Wednesday, 16 February 2005

Hold Your Own

This month I can report that I’ve been upsetting people left, right and centre. While I'm not going to give names or go into details I gotta say something. I wouldn’t say I’m necessarily happy about this but it does provide food for thought, of which you shall now (should you choose to) read.

B&S Underground Dance is a monthly column dedicated primarily to commentary on the culture that we’ll hereby refer to as grime (although offshoots get the odd look in). Although it’s only two pages a month, it’s two pages thankfully not dictated by PR’s, record labels or anyone else. That’s not to say UD is adverse to their involvement, not by any means. It would be foolish to say otherwise given how many artists are now being picked up by record labels and such. But UD will not fall prey to that machine. (Make of that what you will).

The big question seems to be ‘if you don’t like something’ or ‘if it’s negative’ why write about it? Well, are you mad? This is where we must re-define our roles. I am in no way suggesting my opinion or commentary is more valid than that of the next man, but it is just that, mine, and it’s my job to give that. For the last three years, in various publications, I have showcased some of my favourite musical moments, more time about grime, because that’s where music journalists differ. You have those that are in it for the money (if you find it call me) or those that simply love it and can’t think of a better way to spend their working days and nights. We all know this column doesn’t even buy me half an ounce of bless, so no one’s tripping.

While trying to push the exciting times that we’re in, In the past and more recently I’ve also found the need to draw attention to issues that have rattled my cage; the rise of homophobic lyrics in grime, the treatment and portrayal of women both behind the scene and within the music, then there’s the grim reality of clashing… we could go on. Why? With the hope that by drawing such issues to attention people will stop and think, even if they don’t agree. I recently read the following anonymous quote ‘the grime scene has so much love it over-writes the hate.’ Whether or not this is true only time will tell.

But surely it’s time the scene took some responsibility for its actions.If you think you’re being shut out, are you shutting yourself out? No one has gone clear yet, there’s a lot of work to do and while clashing may make you big on road, If you’re going to clash respect the game and the rules, something seemingly forgotten. As for violence that doesn’t help anybody and if we’re being real, people are lucky half of what goes on isn’t reported. Then there’s the music - don’t leave yourself open for accusations or ridicule because as the scene grows so does the interest in it – we do and will report the talk. Once you put your music and yourself out, you’re open to negotiation. Prepare yourself for criticism and for the love – both can and will effect you in equally effective ways.

Again, without going into too much detail I don’t think I’ll need to bullet proof my office XXL/Source style just yet, but maybe we should all take a minute to sit back and reflect. And if you're thinking of phoning my phone to complain about something you've read, maybe think again next time. I hold my own.

And there’s a big world of grime out there.

Peace.

*Taken from current issue of B&S, on newstand now*

3 comments:

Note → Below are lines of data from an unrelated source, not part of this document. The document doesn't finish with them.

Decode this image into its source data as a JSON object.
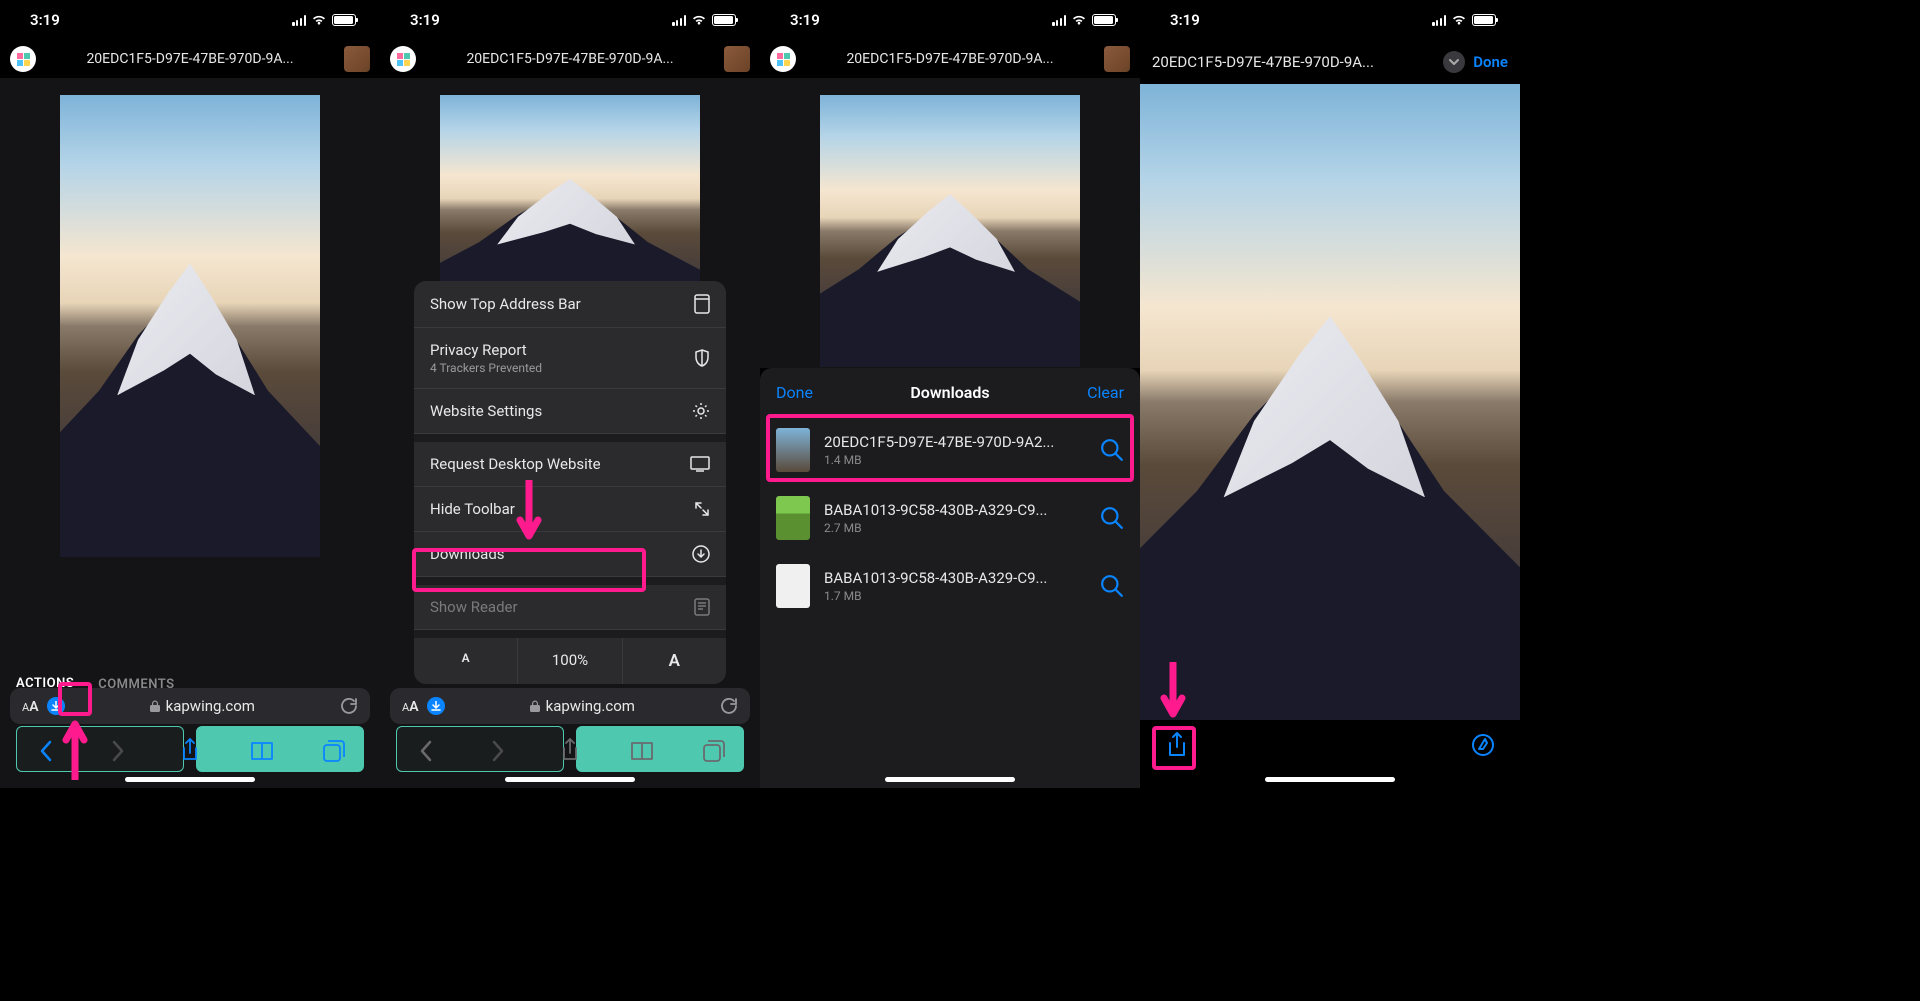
{
  "status": {
    "time": "3:19"
  },
  "file_title": "20EDC1F5-D97E-47BE-970D-9A...",
  "tabs": {
    "actions": "ACTIONS",
    "comments": "COMMENTS"
  },
  "url": {
    "aa": "AA",
    "domain": "kapwing.com"
  },
  "menu": {
    "show_top": "Show Top Address Bar",
    "privacy": "Privacy Report",
    "privacy_sub": "4 Trackers Prevented",
    "website_settings": "Website Settings",
    "request_desktop": "Request Desktop Website",
    "hide_toolbar": "Hide Toolbar",
    "downloads": "Downloads",
    "show_reader": "Show Reader",
    "zoom": "100%"
  },
  "downloads": {
    "done": "Done",
    "title": "Downloads",
    "clear": "Clear",
    "items": [
      {
        "name": "20EDC1F5-D97E-47BE-970D-9A2...",
        "size": "1.4 MB"
      },
      {
        "name": "BABA1013-9C58-430B-A329-C9...",
        "size": "2.7 MB"
      },
      {
        "name": "BABA1013-9C58-430B-A329-C9...",
        "size": "1.7 MB"
      }
    ]
  },
  "p4": {
    "done": "Done"
  }
}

DOT:ALT Magazine said...

i've always been irritated by the "if you dont like it, don't write about it" argument.

Not reporting on the negative is tiptoing around your own personal truth and it traps you into thinking about music in terms of immature b&w definitions of 'good' and 'bad'.

Of course its so important that we make negative comments when theyre called for. We're not PRs for christsakes. I'm glad you brought it up.

Chantelle Fiddy said...

Half the problem is the number of 'journalists' who do simply conply to the b&w landscape. The day of super PR's seems to have really gone too (I think I missed this movement in the 80's/early 90's where you were treated like royalty and had coke and cigarettes on the PR, press trips aplenty). But there has been an increase in bullying and psycholohical warfare.

*there are a lot of PR's I love though*

∞ infinite ∞ said...

Hi Chantelle.. I've been reading your blog for a while- and always enjoy both your style of writing and your opinions. I find Grime, like many underground scenes extremely interesting- musically and culturally so it's good to read the words of people very much impassioned and informed such as yourself and Martin Clark. Music should always be a two way thing, if not, it would become a strange form of dictatorship! Listeners have the right to react to what they're listening to, particularly when it's something as consequential as homophobic lyrics and the treatment of women in the scene. As far as expressing your publicly- It's the poncy and uninformed journo's that ONLY see and comment on the negative aspects of music scenes without knowing enough about the history and culture that do the damage. Basically, what I'm sayin is stick to your guns girl, you're doing a grand job.